• What is needed
Give back an exact copy of the entries beneath, minus the pictures.
★ ★ ★ ★ ★
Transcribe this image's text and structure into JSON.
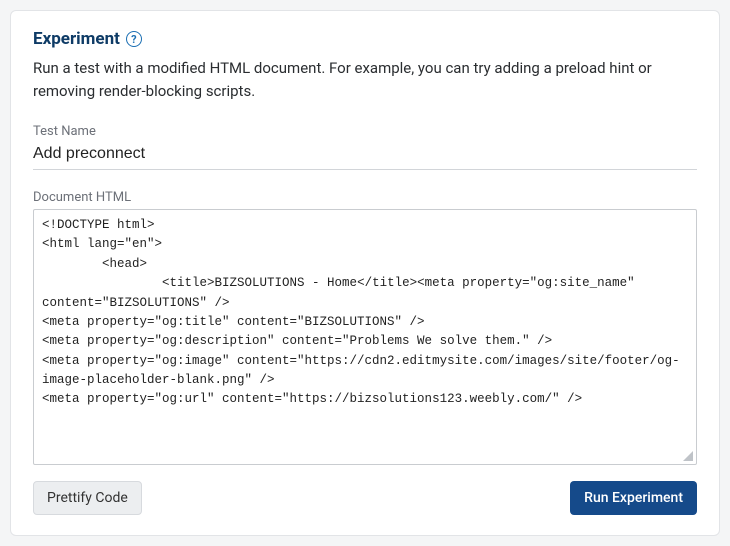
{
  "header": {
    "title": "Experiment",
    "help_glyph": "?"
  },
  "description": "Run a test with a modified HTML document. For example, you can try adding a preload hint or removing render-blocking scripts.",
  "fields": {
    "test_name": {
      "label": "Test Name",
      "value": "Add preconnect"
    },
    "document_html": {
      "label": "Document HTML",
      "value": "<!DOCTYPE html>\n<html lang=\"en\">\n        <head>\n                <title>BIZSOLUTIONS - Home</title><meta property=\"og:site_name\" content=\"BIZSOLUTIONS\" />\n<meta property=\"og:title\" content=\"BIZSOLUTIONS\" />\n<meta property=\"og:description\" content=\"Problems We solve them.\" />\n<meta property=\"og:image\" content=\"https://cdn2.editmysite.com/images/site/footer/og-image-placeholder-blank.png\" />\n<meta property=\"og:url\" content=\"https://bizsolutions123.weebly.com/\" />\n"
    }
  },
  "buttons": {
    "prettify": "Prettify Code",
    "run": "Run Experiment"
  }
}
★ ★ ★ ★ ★
• Exercise result
Transcribe this image's text and structure into JSON.
{
  "header": {
    "title": "Experiment",
    "help_glyph": "?"
  },
  "description": "Run a test with a modified HTML document. For example, you can try adding a preload hint or removing render-blocking scripts.",
  "fields": {
    "test_name": {
      "label": "Test Name",
      "value": "Add preconnect"
    },
    "document_html": {
      "label": "Document HTML",
      "value": "<!DOCTYPE html>\n<html lang=\"en\">\n        <head>\n                <title>BIZSOLUTIONS - Home</title><meta property=\"og:site_name\" content=\"BIZSOLUTIONS\" />\n<meta property=\"og:title\" content=\"BIZSOLUTIONS\" />\n<meta property=\"og:description\" content=\"Problems We solve them.\" />\n<meta property=\"og:image\" content=\"https://cdn2.editmysite.com/images/site/footer/og-image-placeholder-blank.png\" />\n<meta property=\"og:url\" content=\"https://bizsolutions123.weebly.com/\" />\n"
    }
  },
  "buttons": {
    "prettify": "Prettify Code",
    "run": "Run Experiment"
  }
}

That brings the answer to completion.